[Web page and app entries]
————

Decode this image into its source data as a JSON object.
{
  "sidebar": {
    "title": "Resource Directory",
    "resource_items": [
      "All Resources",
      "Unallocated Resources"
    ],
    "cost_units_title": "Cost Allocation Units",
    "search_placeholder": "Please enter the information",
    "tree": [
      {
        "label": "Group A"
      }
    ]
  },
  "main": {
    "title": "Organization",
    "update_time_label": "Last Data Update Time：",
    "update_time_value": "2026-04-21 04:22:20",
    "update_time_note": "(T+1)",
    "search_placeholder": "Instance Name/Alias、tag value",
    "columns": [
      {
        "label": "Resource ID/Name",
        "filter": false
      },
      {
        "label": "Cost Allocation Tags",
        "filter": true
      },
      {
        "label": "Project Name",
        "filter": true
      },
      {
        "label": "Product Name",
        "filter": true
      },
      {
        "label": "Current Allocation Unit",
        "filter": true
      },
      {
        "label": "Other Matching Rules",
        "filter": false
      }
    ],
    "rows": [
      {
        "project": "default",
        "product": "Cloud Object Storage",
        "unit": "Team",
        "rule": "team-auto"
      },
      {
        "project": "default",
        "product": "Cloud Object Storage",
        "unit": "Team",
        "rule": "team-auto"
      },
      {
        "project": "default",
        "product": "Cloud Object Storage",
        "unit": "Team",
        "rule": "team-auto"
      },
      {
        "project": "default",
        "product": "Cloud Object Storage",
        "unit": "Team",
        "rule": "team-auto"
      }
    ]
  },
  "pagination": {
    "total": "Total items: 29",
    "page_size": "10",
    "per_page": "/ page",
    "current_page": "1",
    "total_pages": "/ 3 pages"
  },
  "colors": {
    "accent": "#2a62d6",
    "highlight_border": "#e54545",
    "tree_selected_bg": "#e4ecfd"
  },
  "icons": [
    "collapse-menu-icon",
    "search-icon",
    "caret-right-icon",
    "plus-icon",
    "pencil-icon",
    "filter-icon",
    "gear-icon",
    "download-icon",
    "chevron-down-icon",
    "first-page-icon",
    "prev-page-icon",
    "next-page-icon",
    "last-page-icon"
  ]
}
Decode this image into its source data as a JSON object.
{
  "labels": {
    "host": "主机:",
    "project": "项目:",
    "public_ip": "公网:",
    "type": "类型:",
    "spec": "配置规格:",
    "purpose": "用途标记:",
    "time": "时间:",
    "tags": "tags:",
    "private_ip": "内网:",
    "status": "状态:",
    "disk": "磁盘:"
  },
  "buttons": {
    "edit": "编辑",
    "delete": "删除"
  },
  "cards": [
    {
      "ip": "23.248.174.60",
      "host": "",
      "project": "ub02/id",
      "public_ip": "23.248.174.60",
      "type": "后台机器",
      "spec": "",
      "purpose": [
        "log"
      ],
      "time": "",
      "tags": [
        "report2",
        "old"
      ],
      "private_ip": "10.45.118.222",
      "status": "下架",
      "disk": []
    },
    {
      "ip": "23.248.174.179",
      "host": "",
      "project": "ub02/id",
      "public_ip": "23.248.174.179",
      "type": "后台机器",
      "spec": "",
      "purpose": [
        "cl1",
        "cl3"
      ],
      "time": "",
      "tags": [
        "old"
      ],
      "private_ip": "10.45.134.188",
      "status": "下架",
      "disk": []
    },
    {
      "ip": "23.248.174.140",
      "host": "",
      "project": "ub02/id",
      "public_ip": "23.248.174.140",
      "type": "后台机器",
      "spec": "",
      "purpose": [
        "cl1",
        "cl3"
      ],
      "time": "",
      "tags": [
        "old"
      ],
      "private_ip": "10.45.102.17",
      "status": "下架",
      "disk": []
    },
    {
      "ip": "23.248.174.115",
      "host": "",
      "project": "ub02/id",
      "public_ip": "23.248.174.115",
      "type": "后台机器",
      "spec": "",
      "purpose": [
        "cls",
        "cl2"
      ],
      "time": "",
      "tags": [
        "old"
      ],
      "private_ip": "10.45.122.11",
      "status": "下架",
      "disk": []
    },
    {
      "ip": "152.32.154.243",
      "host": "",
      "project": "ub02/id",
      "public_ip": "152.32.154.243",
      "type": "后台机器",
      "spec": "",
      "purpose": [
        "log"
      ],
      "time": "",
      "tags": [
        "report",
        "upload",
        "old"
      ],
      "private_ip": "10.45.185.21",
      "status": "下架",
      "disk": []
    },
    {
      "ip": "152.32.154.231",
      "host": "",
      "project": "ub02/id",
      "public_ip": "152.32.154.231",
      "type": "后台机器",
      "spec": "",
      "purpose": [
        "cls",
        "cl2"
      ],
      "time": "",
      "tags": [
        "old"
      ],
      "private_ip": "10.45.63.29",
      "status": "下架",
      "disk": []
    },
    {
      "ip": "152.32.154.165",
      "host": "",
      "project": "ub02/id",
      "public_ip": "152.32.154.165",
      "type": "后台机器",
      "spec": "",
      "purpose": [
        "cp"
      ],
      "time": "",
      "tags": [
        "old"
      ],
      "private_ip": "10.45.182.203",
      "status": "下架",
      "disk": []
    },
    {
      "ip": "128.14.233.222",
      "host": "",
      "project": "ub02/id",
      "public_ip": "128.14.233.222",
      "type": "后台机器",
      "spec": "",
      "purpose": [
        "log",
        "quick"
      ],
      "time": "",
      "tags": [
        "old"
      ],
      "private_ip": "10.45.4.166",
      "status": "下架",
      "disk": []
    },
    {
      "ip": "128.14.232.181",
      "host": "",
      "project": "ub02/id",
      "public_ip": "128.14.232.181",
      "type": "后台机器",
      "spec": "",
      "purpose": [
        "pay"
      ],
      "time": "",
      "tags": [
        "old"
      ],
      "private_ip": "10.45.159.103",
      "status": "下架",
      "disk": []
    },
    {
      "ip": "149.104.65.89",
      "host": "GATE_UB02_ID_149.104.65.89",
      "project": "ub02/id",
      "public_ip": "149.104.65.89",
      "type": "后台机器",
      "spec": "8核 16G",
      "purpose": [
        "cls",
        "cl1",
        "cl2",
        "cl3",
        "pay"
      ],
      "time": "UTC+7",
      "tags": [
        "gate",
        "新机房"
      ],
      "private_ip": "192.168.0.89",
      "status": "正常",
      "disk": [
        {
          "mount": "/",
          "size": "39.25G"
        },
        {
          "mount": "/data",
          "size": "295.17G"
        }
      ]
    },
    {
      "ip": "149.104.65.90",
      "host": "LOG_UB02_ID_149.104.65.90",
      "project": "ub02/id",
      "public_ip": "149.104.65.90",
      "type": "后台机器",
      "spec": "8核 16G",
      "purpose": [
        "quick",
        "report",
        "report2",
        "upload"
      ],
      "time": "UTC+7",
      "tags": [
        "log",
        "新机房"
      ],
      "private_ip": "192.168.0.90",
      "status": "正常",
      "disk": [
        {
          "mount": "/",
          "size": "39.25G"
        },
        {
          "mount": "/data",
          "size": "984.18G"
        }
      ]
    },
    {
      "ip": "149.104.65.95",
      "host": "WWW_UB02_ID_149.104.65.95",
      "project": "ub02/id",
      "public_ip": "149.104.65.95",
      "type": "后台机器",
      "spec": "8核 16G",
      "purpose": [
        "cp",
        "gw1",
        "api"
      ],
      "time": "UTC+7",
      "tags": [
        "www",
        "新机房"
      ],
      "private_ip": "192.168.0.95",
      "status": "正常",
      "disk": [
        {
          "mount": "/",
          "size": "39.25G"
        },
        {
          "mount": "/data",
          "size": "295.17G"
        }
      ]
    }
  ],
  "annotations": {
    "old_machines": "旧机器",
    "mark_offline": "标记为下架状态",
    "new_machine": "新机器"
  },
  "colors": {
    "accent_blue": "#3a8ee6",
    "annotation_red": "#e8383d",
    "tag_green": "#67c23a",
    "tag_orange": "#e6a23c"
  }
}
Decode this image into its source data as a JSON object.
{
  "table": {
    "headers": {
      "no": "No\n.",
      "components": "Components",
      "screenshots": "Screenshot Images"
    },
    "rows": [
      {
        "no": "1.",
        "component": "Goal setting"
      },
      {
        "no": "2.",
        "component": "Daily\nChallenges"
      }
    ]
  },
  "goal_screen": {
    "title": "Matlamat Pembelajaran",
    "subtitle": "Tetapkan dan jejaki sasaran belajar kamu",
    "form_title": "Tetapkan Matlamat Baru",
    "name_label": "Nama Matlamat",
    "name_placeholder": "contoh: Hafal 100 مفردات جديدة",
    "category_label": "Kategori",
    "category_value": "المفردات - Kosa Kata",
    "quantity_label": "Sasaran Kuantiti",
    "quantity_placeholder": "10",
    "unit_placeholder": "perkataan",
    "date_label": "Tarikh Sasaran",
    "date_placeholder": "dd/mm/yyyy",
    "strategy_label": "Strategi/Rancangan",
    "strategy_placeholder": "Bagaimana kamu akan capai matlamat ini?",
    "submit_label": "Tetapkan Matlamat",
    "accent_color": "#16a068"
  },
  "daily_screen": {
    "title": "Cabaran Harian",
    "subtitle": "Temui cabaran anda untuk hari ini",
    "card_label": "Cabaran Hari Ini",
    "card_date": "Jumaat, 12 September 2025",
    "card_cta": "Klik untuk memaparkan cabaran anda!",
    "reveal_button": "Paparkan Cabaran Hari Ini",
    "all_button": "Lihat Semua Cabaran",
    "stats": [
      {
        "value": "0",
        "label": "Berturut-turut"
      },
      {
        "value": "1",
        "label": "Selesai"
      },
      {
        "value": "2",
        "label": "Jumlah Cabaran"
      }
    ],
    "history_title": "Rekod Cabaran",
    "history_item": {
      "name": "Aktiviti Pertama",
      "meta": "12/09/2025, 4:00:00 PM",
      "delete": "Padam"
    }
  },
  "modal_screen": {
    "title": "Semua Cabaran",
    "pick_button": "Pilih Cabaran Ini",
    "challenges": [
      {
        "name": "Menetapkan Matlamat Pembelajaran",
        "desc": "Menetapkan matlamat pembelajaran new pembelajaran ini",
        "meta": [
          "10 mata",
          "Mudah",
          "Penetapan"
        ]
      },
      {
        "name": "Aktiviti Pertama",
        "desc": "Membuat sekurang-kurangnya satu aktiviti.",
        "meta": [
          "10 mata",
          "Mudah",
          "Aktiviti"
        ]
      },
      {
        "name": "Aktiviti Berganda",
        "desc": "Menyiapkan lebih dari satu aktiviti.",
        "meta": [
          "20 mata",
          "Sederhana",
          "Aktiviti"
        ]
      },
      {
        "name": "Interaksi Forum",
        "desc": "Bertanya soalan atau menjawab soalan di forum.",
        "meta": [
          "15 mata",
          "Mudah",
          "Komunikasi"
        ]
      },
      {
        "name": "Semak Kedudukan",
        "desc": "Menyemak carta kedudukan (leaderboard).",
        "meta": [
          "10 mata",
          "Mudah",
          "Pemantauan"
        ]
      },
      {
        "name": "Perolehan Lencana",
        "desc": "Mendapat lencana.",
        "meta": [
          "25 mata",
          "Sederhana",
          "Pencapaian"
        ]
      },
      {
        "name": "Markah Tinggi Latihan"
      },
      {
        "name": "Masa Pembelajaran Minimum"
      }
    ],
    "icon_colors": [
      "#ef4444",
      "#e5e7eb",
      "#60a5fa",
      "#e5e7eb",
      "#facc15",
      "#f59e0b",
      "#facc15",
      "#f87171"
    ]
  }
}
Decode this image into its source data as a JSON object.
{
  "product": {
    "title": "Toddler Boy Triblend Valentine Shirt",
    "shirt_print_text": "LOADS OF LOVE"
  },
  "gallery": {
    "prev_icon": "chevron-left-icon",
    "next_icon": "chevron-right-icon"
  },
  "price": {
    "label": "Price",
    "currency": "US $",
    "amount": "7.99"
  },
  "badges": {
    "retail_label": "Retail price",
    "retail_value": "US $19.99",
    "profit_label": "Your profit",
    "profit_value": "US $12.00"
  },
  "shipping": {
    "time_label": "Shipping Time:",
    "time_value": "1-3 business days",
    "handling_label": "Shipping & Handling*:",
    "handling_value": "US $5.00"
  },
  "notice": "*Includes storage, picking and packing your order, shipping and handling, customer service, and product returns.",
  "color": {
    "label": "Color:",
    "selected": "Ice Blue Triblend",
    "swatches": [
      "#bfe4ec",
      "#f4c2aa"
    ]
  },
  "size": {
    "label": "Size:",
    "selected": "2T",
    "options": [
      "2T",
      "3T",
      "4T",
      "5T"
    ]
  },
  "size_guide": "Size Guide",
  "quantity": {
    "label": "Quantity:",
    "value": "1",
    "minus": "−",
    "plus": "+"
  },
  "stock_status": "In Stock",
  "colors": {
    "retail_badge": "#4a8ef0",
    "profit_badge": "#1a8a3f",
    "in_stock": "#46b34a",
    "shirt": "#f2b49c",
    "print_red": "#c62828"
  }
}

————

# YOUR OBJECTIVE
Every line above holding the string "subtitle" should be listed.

# WORKED SOLUTION
    "subtitle": "Tetapkan dan jejaki sasaran belajar kamu",
    "subtitle": "Temui cabaran anda untuk hari ini",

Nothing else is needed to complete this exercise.